*TASK DETAILS:*
Among the entries below, find all lines that include "icon" and copy them.

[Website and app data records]

———

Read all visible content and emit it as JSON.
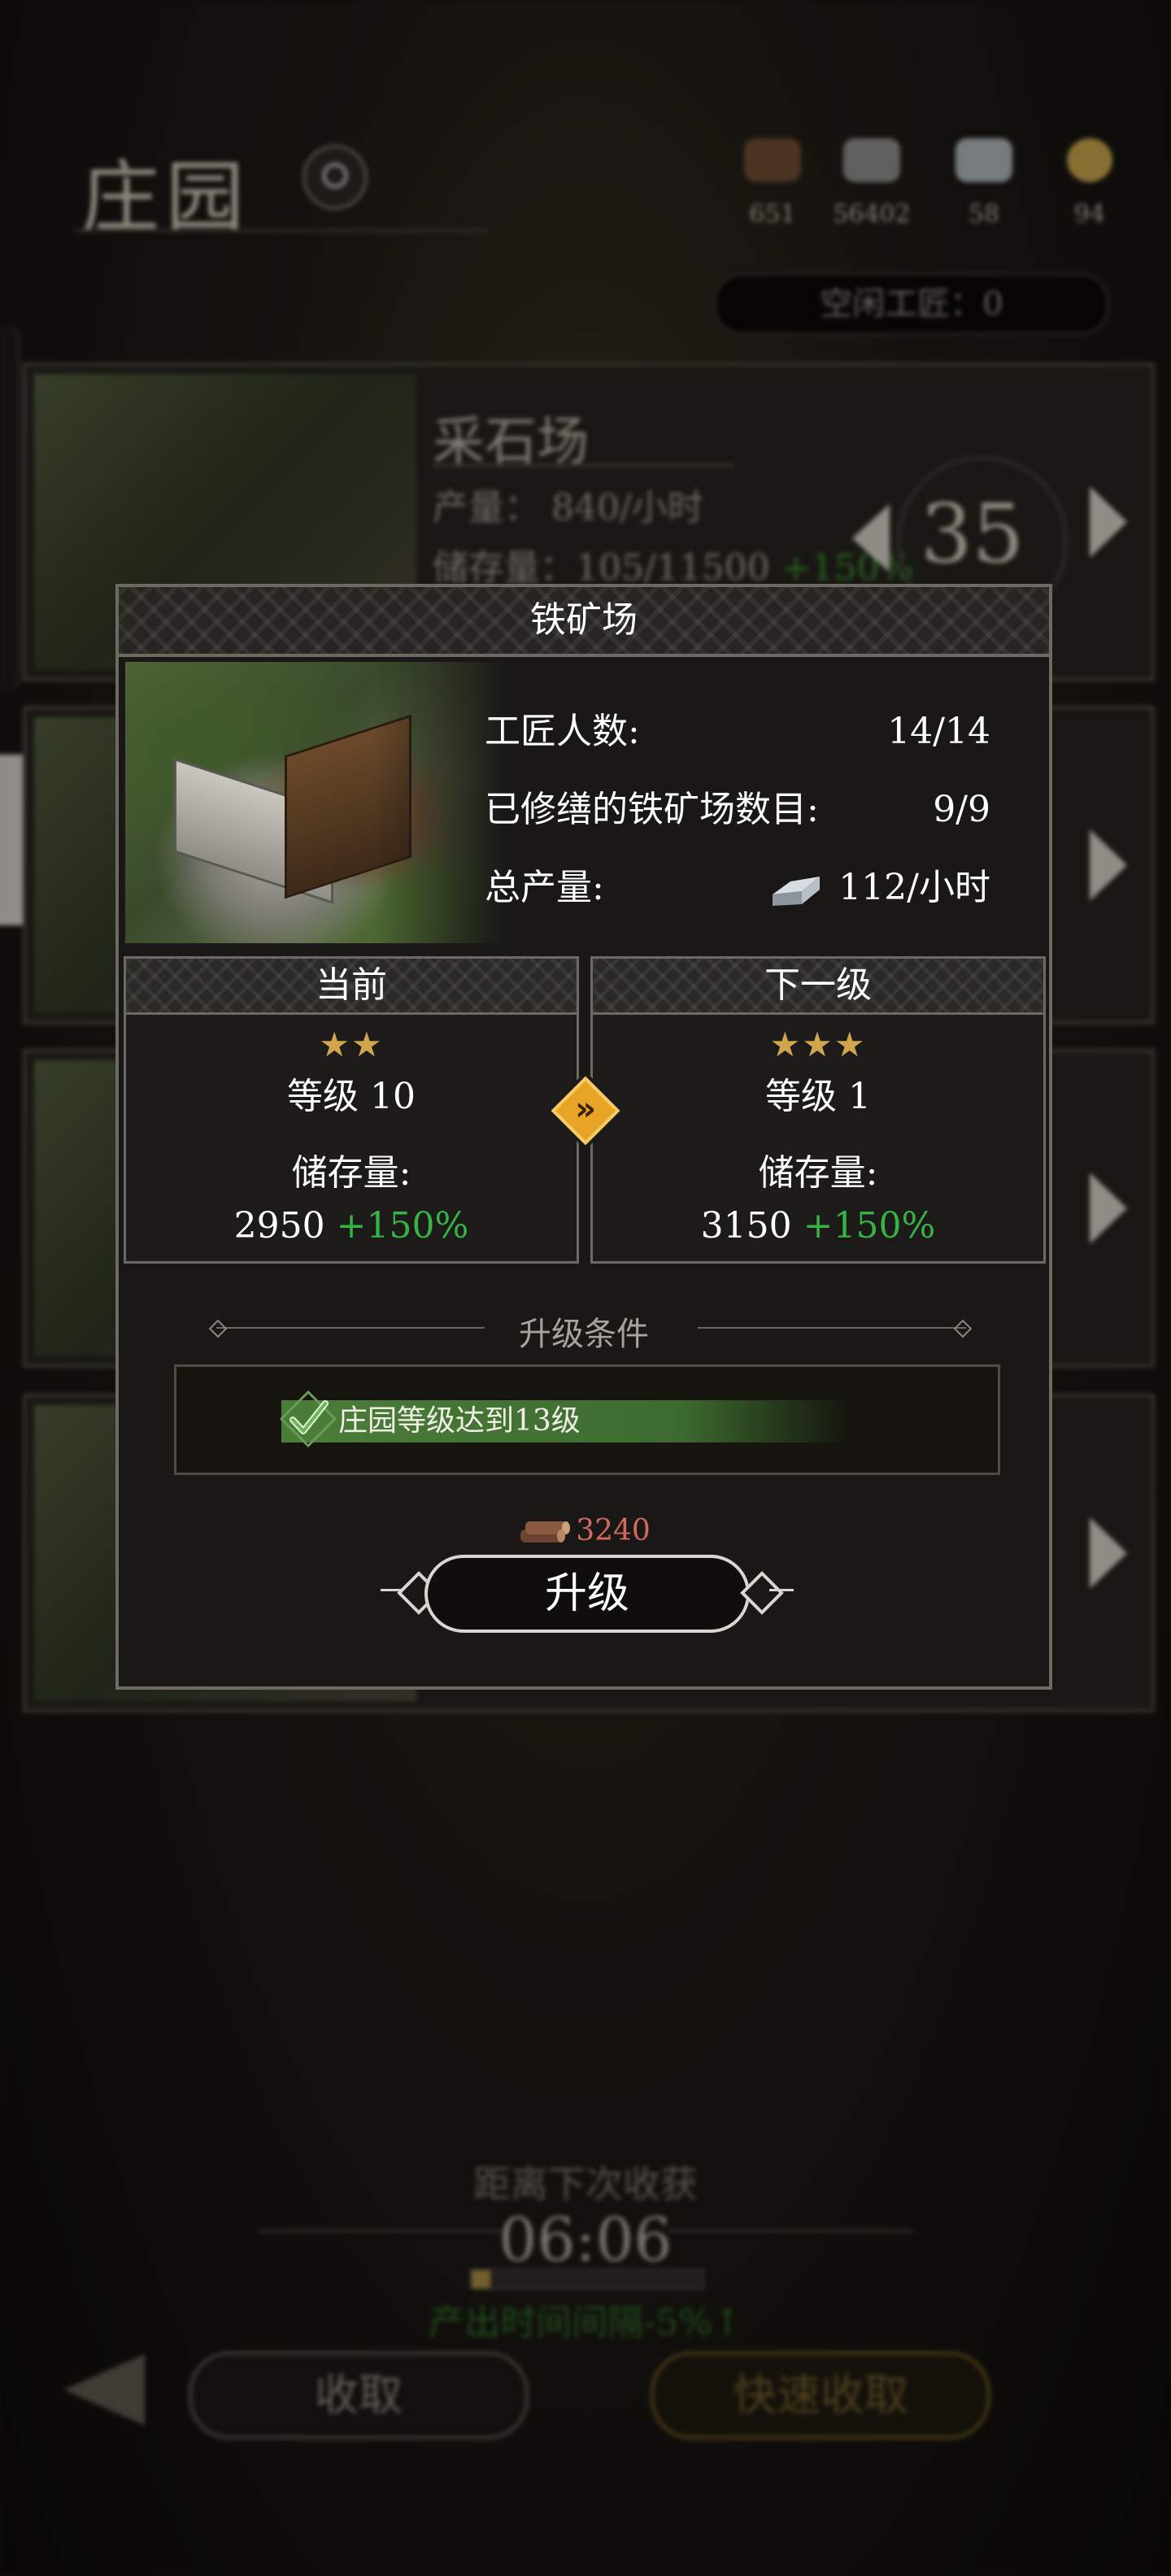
{
  "background": {
    "title": "庄园",
    "resources": [
      {
        "icon": "wood-icon",
        "amount": "651"
      },
      {
        "icon": "stone-icon",
        "amount": "56402"
      },
      {
        "icon": "iron-icon",
        "amount": "58"
      },
      {
        "icon": "gold-icon",
        "amount": "94"
      }
    ],
    "idle_workers": "空闲工匠：0",
    "building": {
      "name": "采石场",
      "production": "产量：  840/小时",
      "storage": "储存量：105/11500",
      "storage_bonus": "+150%",
      "level": "35"
    },
    "harvest": {
      "label": "距离下次收获",
      "timer": "06:06",
      "progress": 0.08,
      "bonus": "产出时间间隔-5%↑",
      "collect_label": "收取",
      "quick_collect_label": "快速收取"
    }
  },
  "dialog": {
    "title": "铁矿场",
    "workers_label": "工匠人数:",
    "workers_value": "14/14",
    "repaired_label": "已修缮的铁矿场数目:",
    "repaired_value": "9/9",
    "total_label": "总产量:",
    "total_value": "112/小时",
    "current": {
      "header": "当前",
      "stars": 2,
      "level": "等级 10",
      "storage_label": "储存量:",
      "storage_value": "2950",
      "storage_bonus": "+150%"
    },
    "next": {
      "header": "下一级",
      "stars": 3,
      "level": "等级 1",
      "storage_label": "储存量:",
      "storage_value": "3150",
      "storage_bonus": "+150%"
    },
    "conditions_title": "升级条件",
    "condition_text": "庄园等级达到13级",
    "cost": "3240",
    "upgrade_label": "升级"
  },
  "colors": {
    "bonus_green": "#36b345",
    "star_gold": "#d0a54c",
    "cost_red": "#d06a5e",
    "arrow_orange": "#e9a325"
  }
}
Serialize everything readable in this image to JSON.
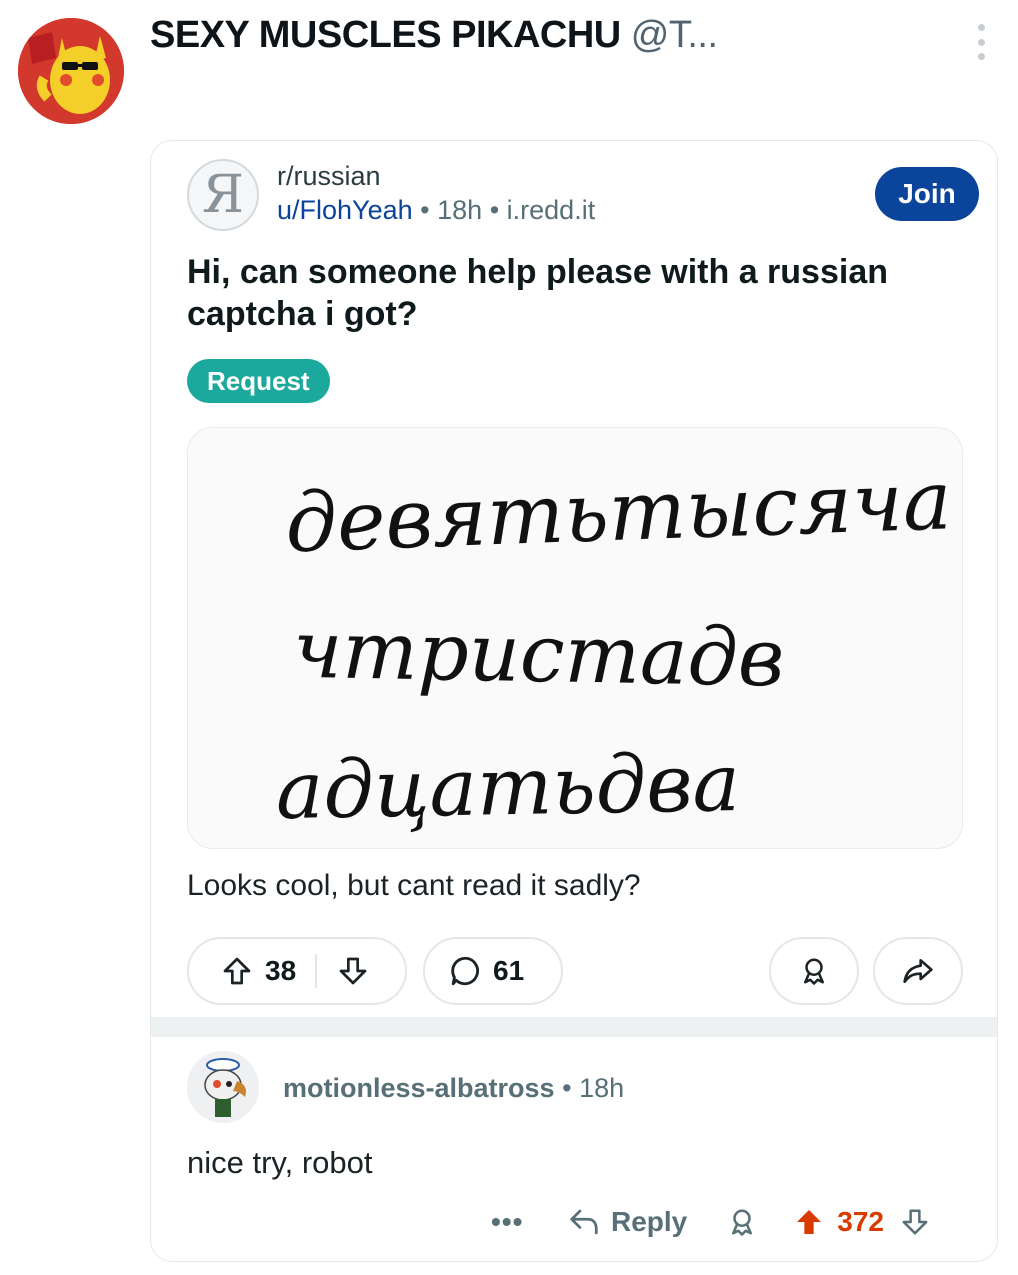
{
  "tweet": {
    "display_name": "SEXY MUSCLES PIKACHU",
    "handle": "@T...",
    "avatar_icon": "pikachu-avatar-icon"
  },
  "post": {
    "subreddit": "r/russian",
    "author": "u/FlohYeah",
    "sep1": "•",
    "age": "18h",
    "sep2": "•",
    "domain": "i.redd.it",
    "join_label": "Join",
    "title": "Hi, can someone help please with a russian captcha i got?",
    "flair": "Request",
    "captcha_lines": [
      "девятьтысяча",
      "чтристадв",
      "адцатьдва"
    ],
    "body": "Looks cool, but cant read it sadly?",
    "upvotes": "38",
    "comments": "61"
  },
  "comment": {
    "author": "motionless-albatross",
    "sep": "•",
    "age": "18h",
    "body": "nice try, robot",
    "more_label": "•••",
    "reply_label": "Reply",
    "score": "372"
  },
  "colors": {
    "join_bg": "#0a449b",
    "flair_bg": "#1ba89d",
    "upvote_active": "#d93a00"
  }
}
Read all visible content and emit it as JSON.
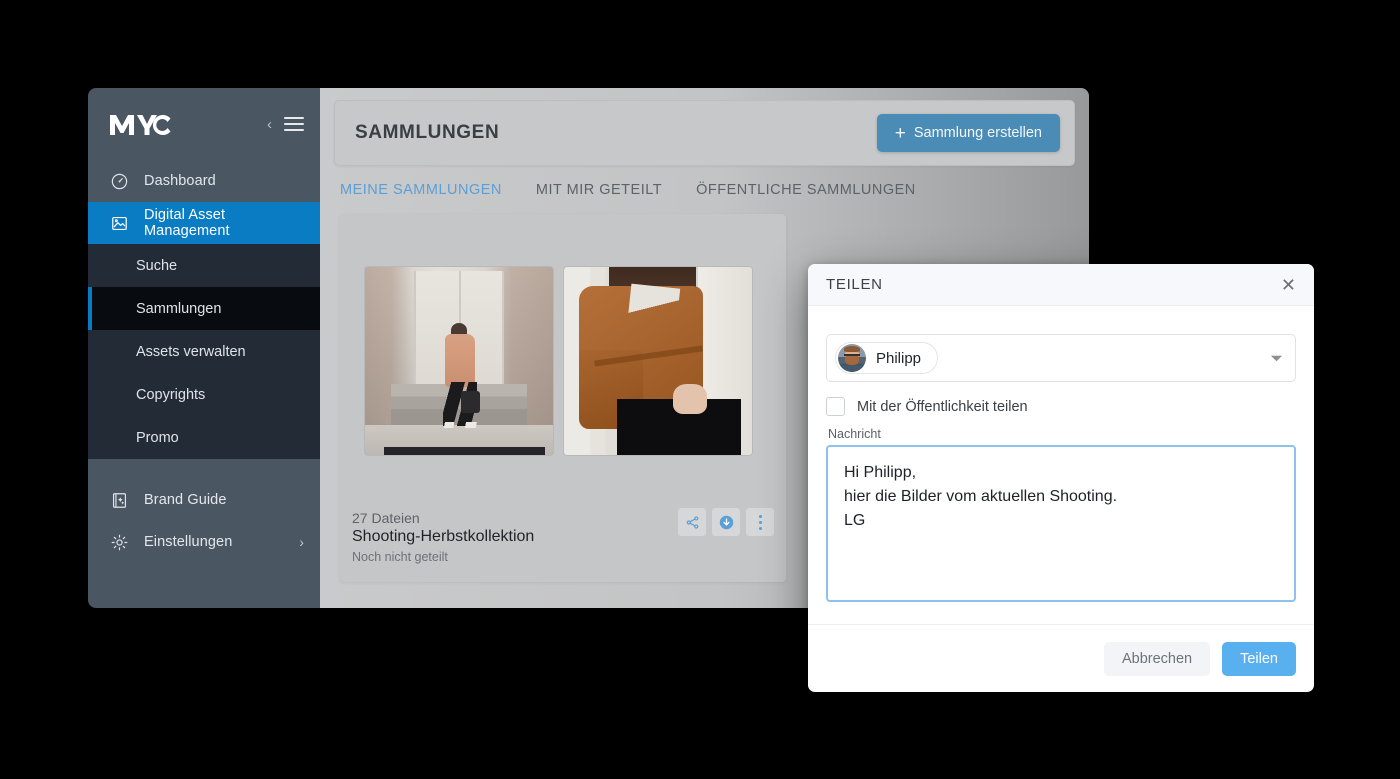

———

*EXERCISE RESPONSE:*
        "icon": "wood-icon",
        "icon": "stone-icon",
        "icon": "iron-icon",
        "icon": "gold-icon",
    "avatar_icon": "pikachu-avatar-icon"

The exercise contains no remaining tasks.